by Catherine Emmett
Whilst doing some research for a workshop last week, I was struck by a statistic from the Welcome to Cardiff survey carried out with undergraduate students. Students in the survey were asked to indicate what kind of mobile phone they brought with them to University. Did you know…?
91% of the 2013 undergraduate intake at Cardiff brought a smartphone to University with them [based on 1,576 student responses].
That’s a significant proportion of students who brought a smartphone to University. There’s certainly a case that could be made that students have some expectation of using these devices for learning. This is beginning to be corroborated by emerging research that students do want to use these devices at university for learning.
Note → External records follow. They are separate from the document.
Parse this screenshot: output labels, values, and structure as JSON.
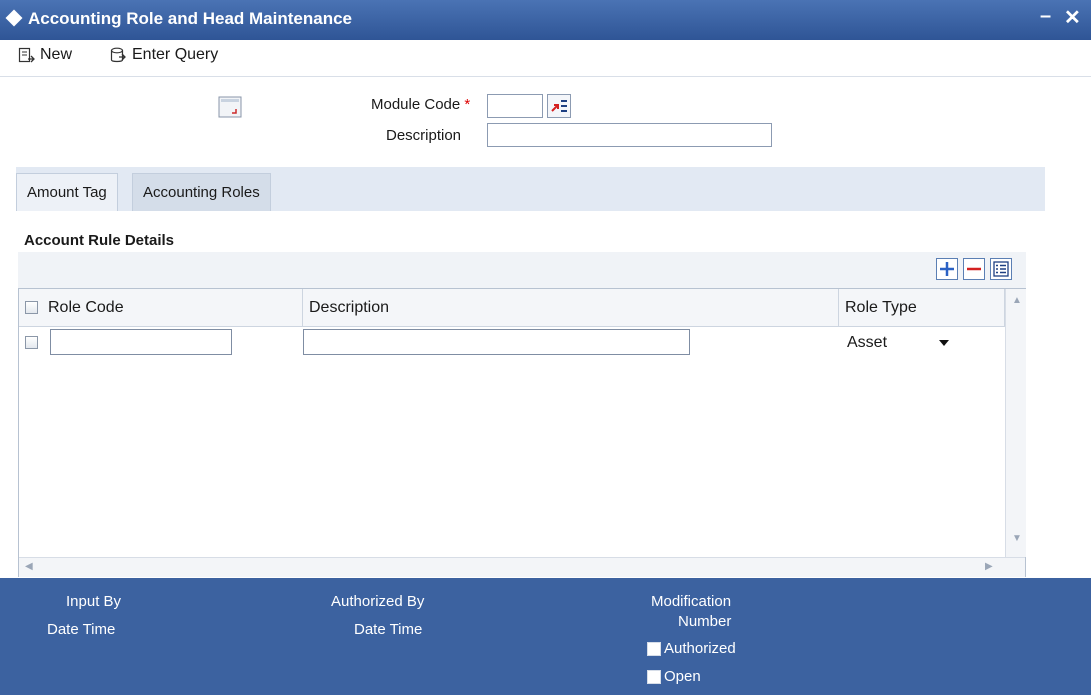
{
  "window": {
    "title": "Accounting Role and Head Maintenance",
    "minimize_glyph": "–",
    "close_glyph": "✕"
  },
  "toolbar": {
    "new_label": "New",
    "enter_query_label": "Enter Query"
  },
  "header_form": {
    "module_code_label": "Module Code",
    "required_marker": "*",
    "module_code_value": "",
    "description_label": "Description",
    "description_value": ""
  },
  "tabs": [
    {
      "label": "Amount Tag",
      "active": false
    },
    {
      "label": "Accounting Roles",
      "active": true
    }
  ],
  "section": {
    "title": "Account Rule Details"
  },
  "grid": {
    "columns": [
      "Role Code",
      "Description",
      "Role Type"
    ],
    "rows": [
      {
        "role_code": "",
        "description": "",
        "role_type": "Asset"
      }
    ]
  },
  "footer": {
    "input_by_label": "Input By",
    "date_time_label_1": "Date Time",
    "authorized_by_label": "Authorized By",
    "date_time_label_2": "Date Time",
    "modification_label": "Modification",
    "number_label": "Number",
    "authorized_label": "Authorized",
    "open_label": "Open"
  },
  "colors": {
    "title_bar": "#2f5596",
    "footer": "#3c62a0",
    "tab_strip": "#e2e9f3",
    "required": "#dd0000"
  }
}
Dahlstrom’s ECAR study on undergraduates and IT, which is based on responses from 100,000 students worldwide, seems to affirm this.
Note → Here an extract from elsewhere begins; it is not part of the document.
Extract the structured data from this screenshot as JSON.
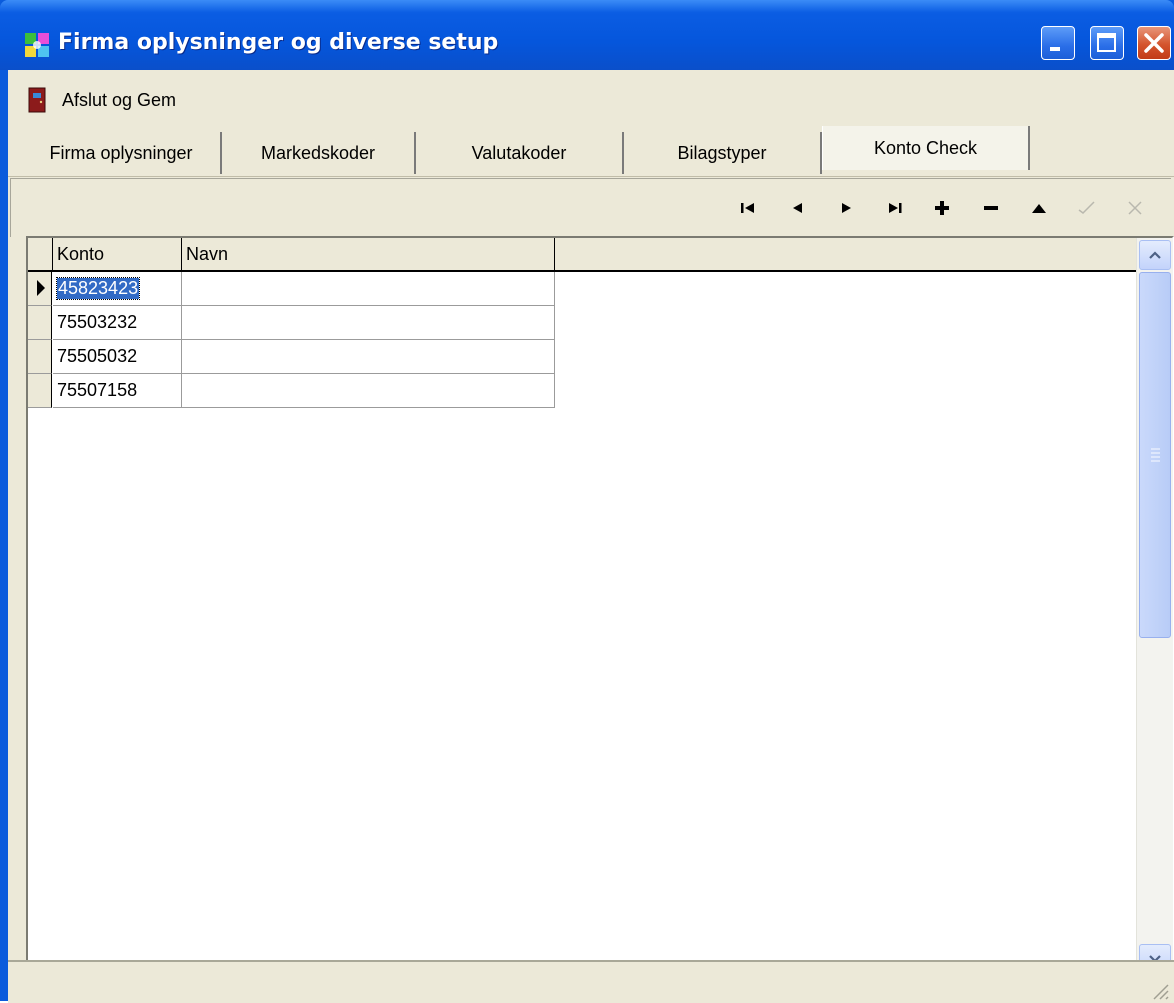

“Students want to access academic progress information and course material via their mobile devices”. (Dahlstrom, 2012, p.16)
We know that the use of different types of media in learning and teaching is common and recognised as valuable for the student experience. We know there are many ways in which multimedia content can be used to facilitate different aspects of teaching, from content-driven information and learning to active, problem-based and authentic learning. But when designing learning resources, how much do we think about the devices students use to access them?
Image courtesy of falequin via Creative Commons license
This idea can be summed up as think small, think mobile first! This doesn’t mean ignoring other devices, as students still access course materials from all kinds of devices. It also doesn’t mean think only mobile, not all learning activities are suitable for it. But think mobile does mean having the expectation that designing for mobile comes first, that it is the default whenever appropriate. Working from that premise, there are practicalities to consider. So here are three tips to help with this.
Top tip 1: file size
Thinking small means paying attention to file size. This won’t be a problem with purely text-based documents, but if you’re including images, make sure you compress the images. If you’re using audio or video, upload it to a streaming service like Learn Plus, AudioBoo, Vocaroo, Vimeo or YouTube. This will ensure more efficient delivery because streaming can handle different bandwidths more resiliently. Small file size makes it easier and quicker for students to access and fit learning in whether they’re on the train, in the park, or somewhere else.
Top tip 2: bite-size
Thinking small also means carefully considering how much you put into each resource. Splitting content in a meaningful way into smaller units is a good idea as this will work better from both a file size perspective and for limiting required screen time on potentially a very small screen. One of the useful things about online learning delivery is that you don’t have the same timetabling restraints as in the physical environment. So just because you might deliver an hour long lecture in a timetabled face to face session, doesn’t mean you need to or even should do this online.
Even disregarding the mobile factor, there are other potential benefits to smaller units of learning. Bower (1970), building on Miller (1956) and with Mayer and Moreno (2003) weighing in about “segmenting”, suggests that meaningful chunking of learning content can address some issues around cognitive overload.
Top tip 3: file format
Thinking small and mobile first also means considering whether the file format you’re using will work on a mobile device. The safest options for various multimedia types would be as follows.
- Text documents: pdf or rtf.
- Images: png or jpg.
- Audio: stream / mp3.
- Video: stream / mp4.
As previously mentioned with audio and video, the best option is to upload to a streaming service and link to or embed. A service likeLearn Plus can automatically deliver the audio/video in the most appropriate file format for the device the student is using. That takes the bother off your hands.
And just so we’re on the subject, it might also be useful to know what file format to avoid for mobile – basically, that’s pretty much anything that uses Flash. Sorry, folks, but when it comes to mobiles, Flash really is dead. (We could of course get into a discussion about how some tools that deliver Flash have an app students can download to display that particular content, but they’re not that common, so Flash is definitely not a safe option for mobile learners).
Thinking about mobile learning?
If you’re doing anything in the University which involves ‘think small, mobile first’ we want to hear about it. Please get in touch if you want to share your experiences. Or if you’re thinking about how you might do ‘think small, mobile first’ and want some help, let us know, we’re always happy to help.
Bower, G. H. 1970. Organisational factors in memory. Cognitive Psychology, 1, 18-46
Dahlstrom, E. 2012. ECAR Study of Undergraduate Students and Information Technology. Available from: http://net.educause.edu/ir/library/pdf/ERS1208/ERS1208.pdf [Accessed 3 July 2014].
Mayer, B.H. and Moreno, R. 2003. Nine Ways to Reduce Cognitive Load in Multimedia Learning. Educational Pyschologist, 38(1), 43-52.
Miller, G.A. 1956. The magical number seven, plus or minus two: Some limits on our capacity for processing information. Psychological Review, 63, 81-97.